The use of response measures in meta-analyses of land-use impacts on ecological communities: a review and the way forward

Hekkala, Anne-Maarit; Roberge, Jean-Michel

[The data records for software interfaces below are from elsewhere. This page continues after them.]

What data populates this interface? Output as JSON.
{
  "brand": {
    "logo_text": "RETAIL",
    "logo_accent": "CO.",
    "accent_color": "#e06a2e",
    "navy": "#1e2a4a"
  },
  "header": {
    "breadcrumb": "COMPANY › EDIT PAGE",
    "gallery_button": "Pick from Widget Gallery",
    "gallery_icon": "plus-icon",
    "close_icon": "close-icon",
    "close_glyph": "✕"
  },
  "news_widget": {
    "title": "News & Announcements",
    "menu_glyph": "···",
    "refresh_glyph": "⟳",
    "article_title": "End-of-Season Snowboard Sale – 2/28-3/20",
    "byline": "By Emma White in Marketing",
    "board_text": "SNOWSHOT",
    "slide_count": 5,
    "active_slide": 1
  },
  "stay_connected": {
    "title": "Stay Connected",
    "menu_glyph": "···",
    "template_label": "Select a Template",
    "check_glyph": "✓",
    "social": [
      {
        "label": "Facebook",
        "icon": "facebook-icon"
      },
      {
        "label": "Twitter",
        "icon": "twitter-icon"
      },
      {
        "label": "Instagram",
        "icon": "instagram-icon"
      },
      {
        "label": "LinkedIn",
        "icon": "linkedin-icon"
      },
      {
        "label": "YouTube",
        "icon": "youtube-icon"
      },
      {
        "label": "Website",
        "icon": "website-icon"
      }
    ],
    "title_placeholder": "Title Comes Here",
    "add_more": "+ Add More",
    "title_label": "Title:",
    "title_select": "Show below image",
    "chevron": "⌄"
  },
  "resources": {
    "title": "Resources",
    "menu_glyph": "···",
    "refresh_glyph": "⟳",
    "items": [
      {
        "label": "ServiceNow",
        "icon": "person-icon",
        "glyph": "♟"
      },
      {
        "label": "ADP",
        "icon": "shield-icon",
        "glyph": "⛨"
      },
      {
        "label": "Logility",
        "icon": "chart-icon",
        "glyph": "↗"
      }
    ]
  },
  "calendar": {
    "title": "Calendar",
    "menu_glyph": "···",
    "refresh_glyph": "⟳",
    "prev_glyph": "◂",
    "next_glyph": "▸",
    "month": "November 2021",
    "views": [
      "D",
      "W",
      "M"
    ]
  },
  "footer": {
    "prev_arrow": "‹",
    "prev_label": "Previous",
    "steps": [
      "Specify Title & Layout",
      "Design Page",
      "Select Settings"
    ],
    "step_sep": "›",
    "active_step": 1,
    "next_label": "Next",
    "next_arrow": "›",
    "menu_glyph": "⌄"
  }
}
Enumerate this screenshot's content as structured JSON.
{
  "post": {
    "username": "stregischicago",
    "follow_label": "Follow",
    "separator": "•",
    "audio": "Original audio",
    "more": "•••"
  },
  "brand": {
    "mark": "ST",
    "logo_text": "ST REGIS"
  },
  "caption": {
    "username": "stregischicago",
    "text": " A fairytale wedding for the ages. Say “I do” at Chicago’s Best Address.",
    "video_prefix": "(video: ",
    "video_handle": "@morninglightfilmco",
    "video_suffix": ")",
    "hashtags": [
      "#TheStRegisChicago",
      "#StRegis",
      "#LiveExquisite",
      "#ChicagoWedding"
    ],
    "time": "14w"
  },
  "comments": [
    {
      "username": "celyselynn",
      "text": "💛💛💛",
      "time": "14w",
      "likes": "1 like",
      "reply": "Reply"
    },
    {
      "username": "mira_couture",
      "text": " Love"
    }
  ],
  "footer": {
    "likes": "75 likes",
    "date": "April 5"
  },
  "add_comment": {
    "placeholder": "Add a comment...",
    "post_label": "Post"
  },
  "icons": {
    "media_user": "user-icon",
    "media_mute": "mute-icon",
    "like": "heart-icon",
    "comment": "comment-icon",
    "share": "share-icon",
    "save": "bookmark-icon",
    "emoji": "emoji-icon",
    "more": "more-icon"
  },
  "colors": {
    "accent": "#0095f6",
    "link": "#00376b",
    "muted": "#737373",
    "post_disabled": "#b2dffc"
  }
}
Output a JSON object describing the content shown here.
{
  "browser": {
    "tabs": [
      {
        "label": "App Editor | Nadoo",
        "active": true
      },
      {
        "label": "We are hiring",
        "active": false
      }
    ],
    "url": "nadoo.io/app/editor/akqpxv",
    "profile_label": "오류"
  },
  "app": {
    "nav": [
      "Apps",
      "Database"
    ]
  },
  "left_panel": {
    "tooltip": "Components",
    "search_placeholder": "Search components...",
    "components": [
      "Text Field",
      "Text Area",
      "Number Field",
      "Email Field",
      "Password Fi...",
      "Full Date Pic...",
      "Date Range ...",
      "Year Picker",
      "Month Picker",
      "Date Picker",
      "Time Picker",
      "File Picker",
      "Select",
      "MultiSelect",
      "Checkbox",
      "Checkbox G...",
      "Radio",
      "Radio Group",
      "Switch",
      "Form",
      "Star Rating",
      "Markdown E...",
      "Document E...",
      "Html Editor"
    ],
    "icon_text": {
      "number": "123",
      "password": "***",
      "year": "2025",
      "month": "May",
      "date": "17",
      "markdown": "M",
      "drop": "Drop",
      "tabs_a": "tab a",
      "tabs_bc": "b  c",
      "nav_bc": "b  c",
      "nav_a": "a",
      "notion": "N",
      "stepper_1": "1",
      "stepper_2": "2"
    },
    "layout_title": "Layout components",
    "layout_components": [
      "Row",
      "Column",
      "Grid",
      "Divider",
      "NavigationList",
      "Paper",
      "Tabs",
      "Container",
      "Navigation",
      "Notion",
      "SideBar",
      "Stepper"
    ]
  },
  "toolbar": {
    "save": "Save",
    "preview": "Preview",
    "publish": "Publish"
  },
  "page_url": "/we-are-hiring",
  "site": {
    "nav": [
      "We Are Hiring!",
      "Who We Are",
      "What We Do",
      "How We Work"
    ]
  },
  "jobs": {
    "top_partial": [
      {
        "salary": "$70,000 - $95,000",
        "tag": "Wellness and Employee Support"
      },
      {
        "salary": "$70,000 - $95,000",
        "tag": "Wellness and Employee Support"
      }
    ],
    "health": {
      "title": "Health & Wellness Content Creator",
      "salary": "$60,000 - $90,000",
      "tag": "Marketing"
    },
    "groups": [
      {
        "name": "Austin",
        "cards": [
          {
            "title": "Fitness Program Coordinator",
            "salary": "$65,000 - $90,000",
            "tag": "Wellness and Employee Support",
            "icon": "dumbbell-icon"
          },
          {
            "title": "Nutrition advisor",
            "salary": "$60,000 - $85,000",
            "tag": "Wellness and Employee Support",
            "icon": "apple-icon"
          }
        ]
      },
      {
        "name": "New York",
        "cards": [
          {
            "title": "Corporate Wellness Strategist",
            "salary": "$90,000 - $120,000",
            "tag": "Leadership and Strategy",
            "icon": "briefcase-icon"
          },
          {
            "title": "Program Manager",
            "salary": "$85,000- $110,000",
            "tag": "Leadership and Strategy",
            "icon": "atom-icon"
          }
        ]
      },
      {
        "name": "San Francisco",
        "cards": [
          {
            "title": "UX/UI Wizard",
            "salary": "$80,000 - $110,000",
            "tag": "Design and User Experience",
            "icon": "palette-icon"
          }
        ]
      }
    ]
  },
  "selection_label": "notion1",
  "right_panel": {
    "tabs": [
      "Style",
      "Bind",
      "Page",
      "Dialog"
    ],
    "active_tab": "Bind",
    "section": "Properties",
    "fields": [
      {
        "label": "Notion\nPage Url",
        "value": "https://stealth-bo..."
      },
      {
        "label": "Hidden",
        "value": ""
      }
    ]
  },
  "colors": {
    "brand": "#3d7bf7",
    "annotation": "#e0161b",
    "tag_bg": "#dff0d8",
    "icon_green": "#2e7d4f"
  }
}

Species richness and total abundance are two of the most commonly used response measures in empirical studies of the effects of anthropogenic land-use on biodiversity, in spite of the fact that they are insensitive to changes in a range of community attributes. We evaluated the extent to which meta-analyses about the effects of forest land-use on ecological communities make use of gross species richness, diversity and abundance measures (hereafter low-informative measures) as opposed to more refined response variables conveying a higher degree of conservation-relevant information, e.g., by accounting for compositional or functional changes in the communities (high-informative measures). Nearly one-half of the 221 included meta-analyses were based solely on low-informative measures. The prevalence of low-informative measures was higher for meta-analyses belonging to studies encompassing a broad taxonomic scope and it has increased since 2002. Few differences were detected in the use of response measures among taxonomic groups, although there were indications that some better-known groups tended to be more often studied with high-informative measures. To provide guidance for future work, we synthesized the high-informative measures of biodiversity used in the reviewed studies. For better-informed meta-analyses, we encourage the use of more refined approaches to quantify impacts on communities in addition to species richness and total abundance measures. This may involve, for example, the use of beta diversity and functional diversity measures, as well as separate analyses for different ecological groups or conservation status categories.


Community structure; Diversity; Ecological groups; Functional diversity; Species traits; Land-use change

Published in

Biodiversity and Conservation
2018, Volume: 27, number: 11, pages: 2989-3005
Publisher: SPRINGER